PHOENIX (August 31, 2017) – As we enter into the Labor Day weekend, the Maricopa County Department of Public Health is urging residents to make sure that their dogs and cats are up-to-date on rabies vaccinations after three bats tested positive for rabies at the Arizona State Public Health Laboratory during the last few weeks.
“We do not have a good explanation of why we are seeing more rabid animals than usual this year,” said Craig Levy, epizoologist for the Maricopa County Department of Public Health. “The best thing for residents to do is to make sure their animals are vaccinated against rabies and to be sure not to handle animals such as bats that could be carrying the virus.”
Year-to-date, seven cases of animal rabies have been reported in Maricopa County; five rabid bats, one bobcat and one fox. Skunks are also an important rabies carrier. Four people have had to receive preventative rabies shots after being exposed to laboratory confirmed rabid animals, with others having been treated as a precautionary measure after being bitten or exposed to wild animals that were not available for testing. In 2016, Maricopa County had five cases of lab confirmed rabies cases in animals, including four bats and one coyote.
“Our concern is that the worst months may still be ahead.” Levy added.
During the late summer and fall, the number of bat related exposures to people and pets tends to increase due to bat migration patterns. At this time, bats are migrating south and will sometimes stop and roost in places where people or pets may find them.
It is very important to leave these bats alone.
“We have had too many incidents over the years where individuals have handled live or dead bats thinking it is safe to do so. Many of these people had to receive rabies shots. If your pet has had contact with a bat, be sure to contact your local animal control office which could be located in your city’s jurisdiction or Maricopa County.”
Domestic animals such as cats and dogs should be vaccinated against rabies. Horses and cows can also be vaccinated. Consult your local veterinarian for more information.

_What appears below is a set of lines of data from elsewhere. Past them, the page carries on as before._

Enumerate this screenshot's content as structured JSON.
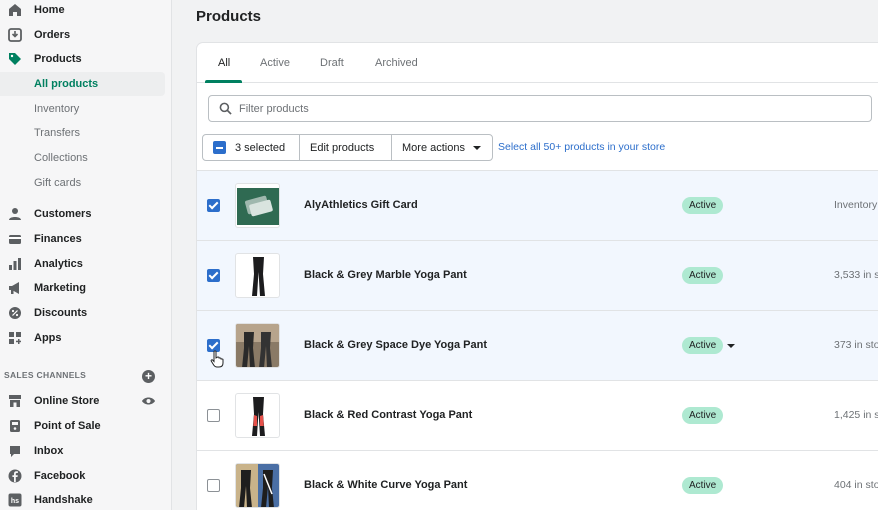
{
  "sidebar": {
    "nav": [
      {
        "label": "Home",
        "icon": "home-icon"
      },
      {
        "label": "Orders",
        "icon": "orders-icon"
      },
      {
        "label": "Products",
        "icon": "tag-icon"
      }
    ],
    "products_sub": [
      {
        "label": "All products",
        "active": true
      },
      {
        "label": "Inventory"
      },
      {
        "label": "Transfers"
      },
      {
        "label": "Collections"
      },
      {
        "label": "Gift cards"
      }
    ],
    "nav2": [
      {
        "label": "Customers",
        "icon": "customers-icon"
      },
      {
        "label": "Finances",
        "icon": "finances-icon"
      },
      {
        "label": "Analytics",
        "icon": "analytics-icon"
      },
      {
        "label": "Marketing",
        "icon": "megaphone-icon"
      },
      {
        "label": "Discounts",
        "icon": "discount-icon"
      },
      {
        "label": "Apps",
        "icon": "apps-icon"
      }
    ],
    "sales_channels_header": "SALES CHANNELS",
    "channels": [
      {
        "label": "Online Store",
        "icon": "store-icon"
      },
      {
        "label": "Point of Sale",
        "icon": "pos-icon"
      },
      {
        "label": "Inbox",
        "icon": "inbox-icon"
      },
      {
        "label": "Facebook",
        "icon": "facebook-icon"
      },
      {
        "label": "Handshake",
        "icon": "handshake-icon"
      }
    ]
  },
  "page": {
    "title": "Products"
  },
  "tabs": [
    "All",
    "Active",
    "Draft",
    "Archived"
  ],
  "filter": {
    "placeholder": "Filter products"
  },
  "bulk": {
    "selected_label": "3 selected",
    "edit_label": "Edit products",
    "more_label": "More actions",
    "select_all_link": "Select all 50+ products in your store"
  },
  "products": [
    {
      "name": "AlyAthletics Gift Card",
      "status": "Active",
      "inventory": "Inventory",
      "selected": true
    },
    {
      "name": "Black & Grey Marble Yoga Pant",
      "status": "Active",
      "inventory": "3,533 in s",
      "selected": true
    },
    {
      "name": "Black & Grey Space Dye Yoga Pant",
      "status": "Active",
      "inventory": "373 in sto",
      "selected": true
    },
    {
      "name": "Black & Red Contrast Yoga Pant",
      "status": "Active",
      "inventory": "1,425 in s",
      "selected": false
    },
    {
      "name": "Black & White Curve Yoga Pant",
      "status": "Active",
      "inventory": "404 in sto",
      "selected": false
    }
  ],
  "colors": {
    "accent": "#008060",
    "selected_row": "#f2f7fe",
    "checkbox": "#2c6ecb",
    "badge": "#aee9d1"
  }
}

Rabies is caused by a virus that infects the central nervous system, including the spinal cord and brain. Rabies is nearly always fatal once symptoms appear. Anyone who has had direct contact with a bat or other wild animals (especially foxes, skunks, and bobcats) should seek medical attention right away.
In Arizona, rabies most commonly occurs in bats, skunks and foxes, but any mammal can contract the disease. Rabid animals may show unusual behavior or appear unstable. Rabid carnivores, such as skunks, foxes, bobcats and coyotes may become aggressive and may attempt to bite people, pets and livestock. Wild animals exhibiting unusual behavior should be reported to Arizona Game and Fish. Examples of unusual behavior include: wild animals that show no fear of people and pets; nocturnal animals that are active in daylight; and bats found on the ground, in swimming pools or that have been caught by a pet.
Recommended precautions against rabies:
- Keep people and pets away from wild animals. Do not pick up, touch, or feed wild or unfamiliar animals, especially sick or wounded ones. If someone has been bitten or scratched, or has had contact with the animal, report it immediately to animal control or health officials.
- Do not “rescue” seemingly abandoned young wild animals. Usually, the mother will return. If the mother is dead or has not returned in many hours, call the Arizona Game and Fish Department.
- Spay or neuter your pets to help reduce the number of unwanted pets that may not be properly cared for or vaccinated regularly.
- Vaccinate all dogs and cats against rabies. Pets should be kept on a leash or in a fenced yard.
- Take precautions when camping, hunting or fishing. Avoid sleeping on the open ground without the protection of a closed tent or camper. Keep pets on a leash and do not allow them to wander.
- Do not disturb roosting bats. They will usually leave after nightfall.
- If you find a bat on the ground, don’t touch it. Report the bat and its location to your local animal control officer or health department. If a person or pet has come into contact with the bat, it will need to be tested for rabies. Place a box over the bat to contain it. Be careful not to damage the bat in any way since it must be intact for rabies testing.
For more information about rabies in Maricopa County, please visit www.MCRabies.org.